Published: 8 October 2012

Abstract

Background

Good hand hygiene compliance is essential to prevent nosocomial infections in healthcare settings. Direct observation of hand hygiene compliance is the gold standard but is time consuming. An electronic dispenser with built-in wireless recording equipment allows continuous monitoring of its usage. The purpose of this study was to monitor the use of alcohol-based hand rub dispensers with a built-in electronic counter in a neonatal intensive care unit (NICU) setting and to determine compliance with hand hygiene protocols by direct observation.

Methods

A one-year observational study was conducted at a 27 bed level III NICU at a university hospital. All healthcare workers employed at the NICU participated in the study. The use of bedside dispensers was continuously monitored and compliance with hand hygiene was determined by random direct observations.

Results

A total of 258,436 hand disinfection events were recorded; i.e. a median (interquartile range) of 697 (559–840) per day. The median (interquartile range) number of hand disinfection events performed per healthcare worker during the day, evening, and night shifts was 13.5 (10.8 - 16.7), 19.8 (16.3 - 24.1), and 16.6 (14.2 - 19.3), respectively. In 65.8% of the 1,168 observations of patient contacts requiring hand hygiene, healthcare workers fully complied with the protocol.

Conclusions

We conclude that the electronic devices provide useful information on frequency, time, and location of its use, and also reveal trends in hand disinfection events over time.
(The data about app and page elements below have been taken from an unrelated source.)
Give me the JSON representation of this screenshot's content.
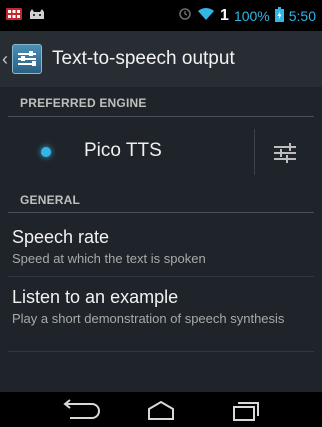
{
  "status_bar": {
    "left_icons": [
      "notification-icon",
      "cat-icon"
    ],
    "right_icons": [
      "alarm-icon",
      "wifi-icon",
      "signal-icon",
      "battery-icon"
    ],
    "signal_text": "1",
    "battery_text": "100%",
    "time": "5:50"
  },
  "action_bar": {
    "title": "Text-to-speech output",
    "up_icon": "chevron-left-icon",
    "app_icon": "settings-sliders-icon"
  },
  "sections": {
    "preferred_engine": "PREFERRED ENGINE",
    "general": "GENERAL"
  },
  "engine": {
    "label": "Pico TTS",
    "selected": true,
    "settings_icon": "equalizer-icon"
  },
  "items": [
    {
      "title": "Speech rate",
      "summary": "Speed at which the text is spoken"
    },
    {
      "title": "Listen to an example",
      "summary": "Play a short demonstration of speech synthesis"
    }
  ],
  "nav_bar": {
    "back": "back-icon",
    "home": "home-icon",
    "recents": "recent-apps-icon"
  },
  "colors": {
    "accent": "#33b5e5",
    "action_bar": "#282d33",
    "background": "#1f242a"
  }
}
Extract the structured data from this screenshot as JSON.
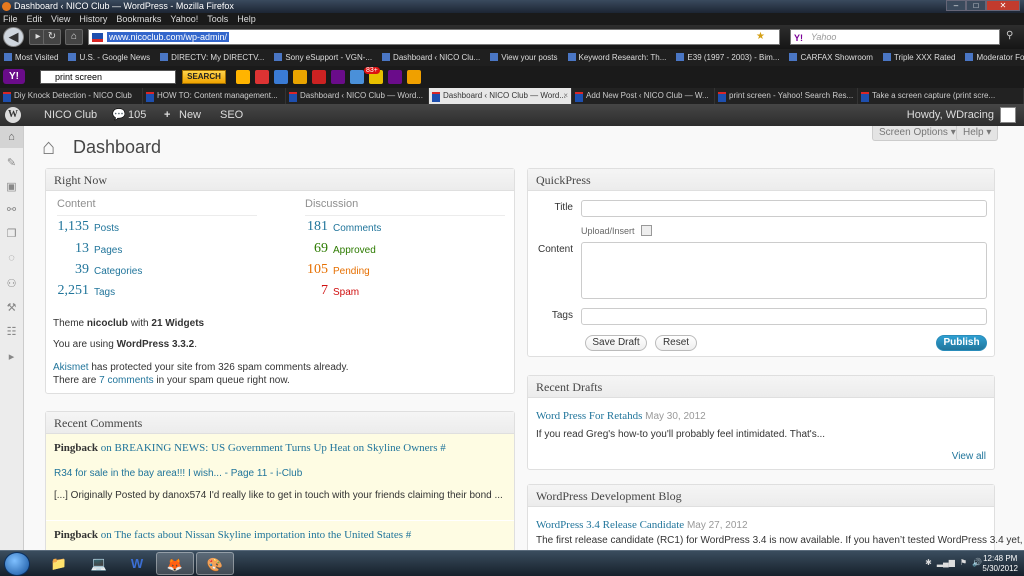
{
  "browser": {
    "title": "Dashboard ‹ NICO Club — WordPress - Mozilla Firefox",
    "menu": [
      "File",
      "Edit",
      "View",
      "History",
      "Bookmarks",
      "Yahoo!",
      "Tools",
      "Help"
    ],
    "url": "www.nicoclub.com/wp-admin/",
    "search_placeholder": "Yahoo",
    "bookmarks": [
      "Most Visited",
      "U.S. - Google News",
      "DIRECTV: My DIRECTV...",
      "Sony eSupport - VGN-...",
      "Dashboard ‹ NICO Clu...",
      "View your posts",
      "Keyword Research: Th...",
      "E39 (1997 - 2003) - Bim...",
      "CARFAX Showroom",
      "Triple XXX Rated",
      "Moderator Forum"
    ],
    "yahoo_toolbar": {
      "query": "print screen",
      "search_label": "SEARCH",
      "mail_badge": "83+"
    },
    "tabs": [
      {
        "label": "Diy Knock Detection - NICO Club",
        "active": false
      },
      {
        "label": "HOW TO: Content management...",
        "active": false
      },
      {
        "label": "Dashboard ‹ NICO Club — Word...",
        "active": false
      },
      {
        "label": "Dashboard ‹ NICO Club — Word...",
        "active": true
      },
      {
        "label": "Add New Post ‹ NICO Club — W...",
        "active": false
      },
      {
        "label": "print screen - Yahoo! Search Res...",
        "active": false
      },
      {
        "label": "Take a screen capture (print scre...",
        "active": false
      }
    ]
  },
  "adminbar": {
    "site": "NICO Club",
    "comments": "105",
    "new": "New",
    "seo": "SEO",
    "howdy": "Howdy, WDracing"
  },
  "page": {
    "title": "Dashboard",
    "screen_options": "Screen Options",
    "help": "Help"
  },
  "right_now": {
    "title": "Right Now",
    "content_head": "Content",
    "discussion_head": "Discussion",
    "content": [
      {
        "count": "1,135",
        "label": "Posts"
      },
      {
        "count": "13",
        "label": "Pages"
      },
      {
        "count": "39",
        "label": "Categories"
      },
      {
        "count": "2,251",
        "label": "Tags"
      }
    ],
    "discussion": [
      {
        "count": "181",
        "label": "Comments"
      },
      {
        "count": "69",
        "label": "Approved"
      },
      {
        "count": "105",
        "label": "Pending"
      },
      {
        "count": "7",
        "label": "Spam"
      }
    ],
    "theme_pre": "Theme",
    "theme_name": "nicoclub",
    "theme_mid": "with",
    "widgets": "21 Widgets",
    "version_pre": "You are using",
    "version": "WordPress 3.3.2",
    "akismet_link": "Akismet",
    "akismet_text": "has protected your site from 326 spam comments already.",
    "queue_pre": "There are",
    "queue_link": "7 comments",
    "queue_post": "in your spam queue right now."
  },
  "recent_comments": {
    "title": "Recent Comments",
    "items": [
      {
        "kind": "Pingback",
        "on": "on",
        "post": "BREAKING NEWS: US Government Turns Up Heat on Skyline Owners #",
        "source": "R34 for sale in the bay area!!! I wish... - Page 11 - i-Club",
        "excerpt": "[...] Originally Posted by danox574 I'd really like to get in touch with your friends claiming their bond ..."
      },
      {
        "kind": "Pingback",
        "on": "on",
        "post": "The facts about Nissan Skyline importation into the United States #"
      }
    ]
  },
  "quickpress": {
    "title": "QuickPress",
    "title_label": "Title",
    "upload_label": "Upload/Insert",
    "content_label": "Content",
    "tags_label": "Tags",
    "save_draft": "Save Draft",
    "reset": "Reset",
    "publish": "Publish"
  },
  "recent_drafts": {
    "title": "Recent Drafts",
    "draft_title": "Word Press For Retahds",
    "draft_date": "May 30, 2012",
    "draft_excerpt": "If you read Greg's how-to you'll probably feel intimidated. That's...",
    "view_all": "View all"
  },
  "dev_blog": {
    "title": "WordPress Development Blog",
    "post_title": "WordPress 3.4 Release Candidate",
    "post_date": "May 27, 2012",
    "excerpt": "The first release candidate (RC1) for WordPress 3.4 is now available. If you haven’t tested WordPress 3.4 yet,"
  },
  "taskbar": {
    "time": "12:48 PM",
    "date": "5/30/2012"
  }
}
Direct observations offer essential data on compliance with the hand hygiene protocol. In future research, data generated by the electronic devices can be supplementary used to evaluate the effectiveness of hand hygiene promotion campaigns.